• **WHAT YOU WILL DO**: Reproduce, exactly and in full, the records that follow, minus any pictures.

───── GIVEN ENTRIES ─────

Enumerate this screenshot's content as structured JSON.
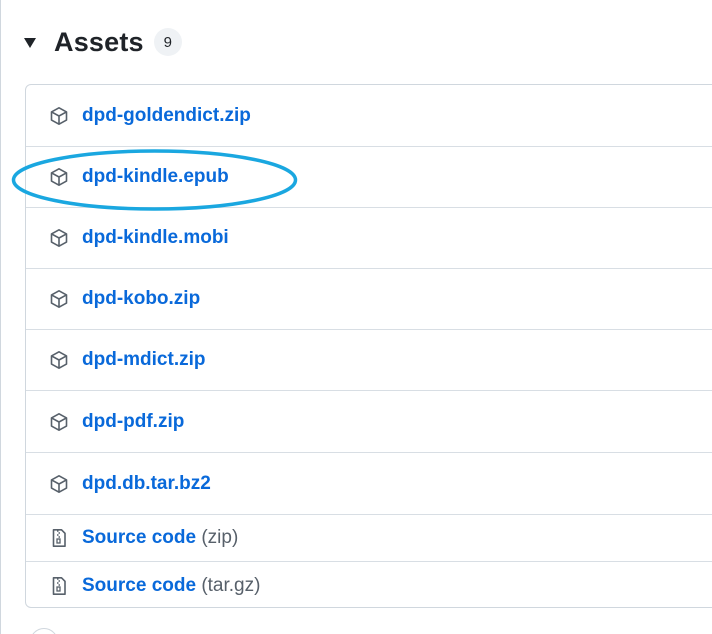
{
  "assets": {
    "title": "Assets",
    "count": "9",
    "items": [
      {
        "label": "dpd-goldendict.zip",
        "suffix": "",
        "icon": "package-icon"
      },
      {
        "label": "dpd-kindle.epub",
        "suffix": "",
        "icon": "package-icon",
        "highlighted": true
      },
      {
        "label": "dpd-kindle.mobi",
        "suffix": "",
        "icon": "package-icon"
      },
      {
        "label": "dpd-kobo.zip",
        "suffix": "",
        "icon": "package-icon"
      },
      {
        "label": "dpd-mdict.zip",
        "suffix": "",
        "icon": "package-icon"
      },
      {
        "label": "dpd-pdf.zip",
        "suffix": "",
        "icon": "package-icon"
      },
      {
        "label": "dpd.db.tar.bz2",
        "suffix": "",
        "icon": "package-icon"
      },
      {
        "label": "Source code",
        "suffix": "(zip)",
        "icon": "file-zip-icon"
      },
      {
        "label": "Source code",
        "suffix": "(tar.gz)",
        "icon": "file-zip-icon"
      }
    ]
  },
  "colors": {
    "link": "#0969da",
    "highlight": "#1aa7e0",
    "border": "#d0d7de"
  }
}
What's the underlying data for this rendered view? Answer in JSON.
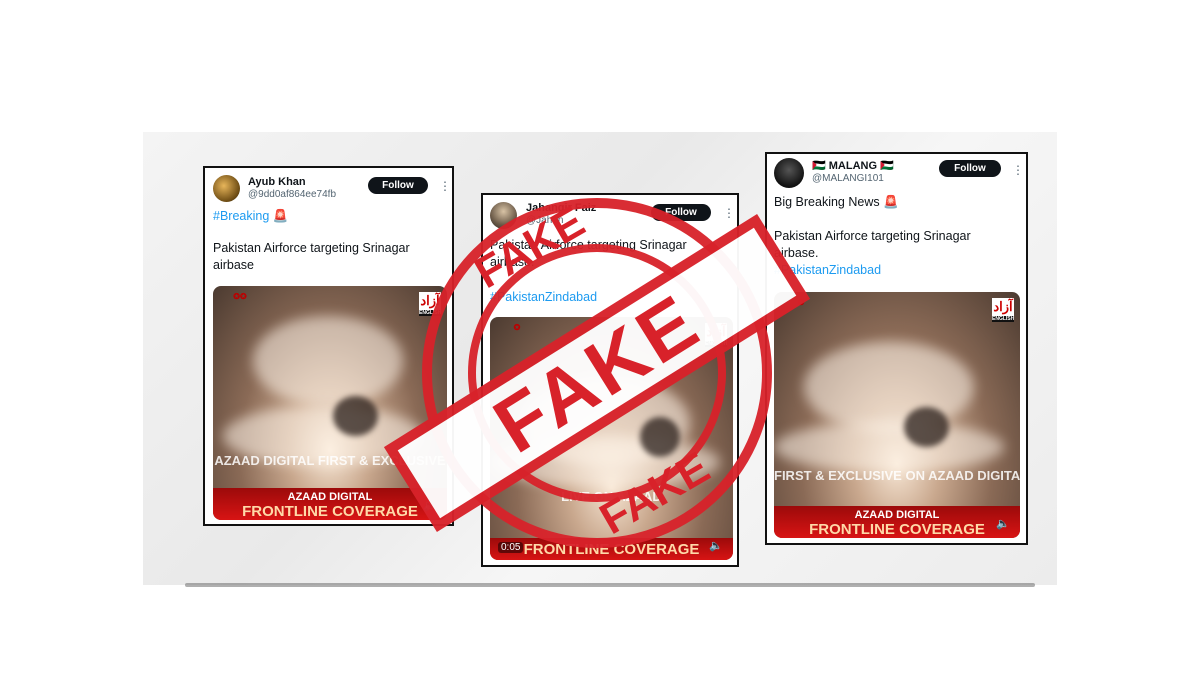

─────

• **ANSWER TO THIS PROBLEM**:
Enumerate this screenshot's content as structured JSON.
{
  "assets": {
    "title": "Assets",
    "count": "9",
    "items": [
      {
        "label": "dpd-goldendict.zip",
        "suffix": "",
        "icon": "package-icon"
      },
      {
        "label": "dpd-kindle.epub",
        "suffix": "",
        "icon": "package-icon",
        "highlighted": true
      },
      {
        "label": "dpd-kindle.mobi",
        "suffix": "",
        "icon": "package-icon"
      },
      {
        "label": "dpd-kobo.zip",
        "suffix": "",
        "icon": "package-icon"
      },
      {
        "label": "dpd-mdict.zip",
        "suffix": "",
        "icon": "package-icon"
      },
      {
        "label": "dpd-pdf.zip",
        "suffix": "",
        "icon": "package-icon"
      },
      {
        "label": "dpd.db.tar.bz2",
        "suffix": "",
        "icon": "package-icon"
      },
      {
        "label": "Source code",
        "suffix": "(zip)",
        "icon": "file-zip-icon"
      },
      {
        "label": "Source code",
        "suffix": "(tar.gz)",
        "icon": "file-zip-icon"
      }
    ]
  },
  "colors": {
    "link": "#0969da",
    "highlight": "#1aa7e0",
    "border": "#d0d7de"
  }
}
What's the underlying data for this rendered view? Answer in JSON.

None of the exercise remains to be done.